“There are three levels of struggle now in Al-Basrah. One is a Shi’a-Shi’a struggle between the two major militias over who is going to control the city. There is an ethnic cleansing of the Arab Sunnis and Christian communities from Al-Basrah by these militias. And the third dimension is the clash between the Al-Mahdi Army group and the British forces, because British forces try to impose a certain degree of control and security and [to do so] they have to confront this militia group,” Alani said.
The Al-Mahdi Army has twice launched rebellions against the U.S.-led occupation of Iraq and remains a volatile force even as some of its top leaders participate in the government in Baghdad. SCIRI is a major player in Iraq’s interim government. Analysts say the Shia’a-dominated government in Baghdad tolerates the situation in Al-Basrah because of the strong role of the Shi'a religious parties there.
Complicating the situation in Al-Basrah still further is the role of Iran, which has strong ties to SCIRI’s Badr forces and seeks to build its regional influence through them. Iran’s Revolutionary Guards equipped the Badr Brigades as a guerrilla force fighting against Saddam Hussein from bases in Iran until the U.S. toppled the Iraqi leader in 2003.
This week’s clash may show that tensions between the British and the militias in Al-Basrah are now reaching a breaking point.
The British have fewer than 9,000 soldiers in densely populated southern Iraq -- not enough to clamp down on the militias by force. Now, London must decide whether to continue trying to deal with them through diplomatic means, or by increasing its forces.
Similarly, the militias will have to decide whether now is the time to try to wrest full control of the city from the British or to continue with the present uneasy situation.
Alani predicts a continuing escalation of confrontations in the months ahead.
“The British will not have the capacity to impose direct control. For the last year or two they tried to use diplomacy to live with these militias, to live with the Iranian intelligence [presence in Al-Basrah]. But apparently we reach a point now where these groups will put pressure on the British and possibly will try to force them to leave Al-Basrah and the surrounding area. So we are going to see more escalation in the situation,” Alani says.

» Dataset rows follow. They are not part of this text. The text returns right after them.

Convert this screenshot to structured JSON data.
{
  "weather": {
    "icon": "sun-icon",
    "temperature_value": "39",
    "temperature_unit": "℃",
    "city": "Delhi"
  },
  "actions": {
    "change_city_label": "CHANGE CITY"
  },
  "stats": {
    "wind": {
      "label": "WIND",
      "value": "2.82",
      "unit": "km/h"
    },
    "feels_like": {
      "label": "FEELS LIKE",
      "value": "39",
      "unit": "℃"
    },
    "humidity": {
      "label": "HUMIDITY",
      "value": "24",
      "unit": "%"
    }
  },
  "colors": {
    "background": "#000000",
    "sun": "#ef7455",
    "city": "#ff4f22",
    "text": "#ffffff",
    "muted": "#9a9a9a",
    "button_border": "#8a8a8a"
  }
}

Al-Basrah is Iraq’s second-largest city, with a population of 1.5 million.
RFE/RL Special: The New Iraq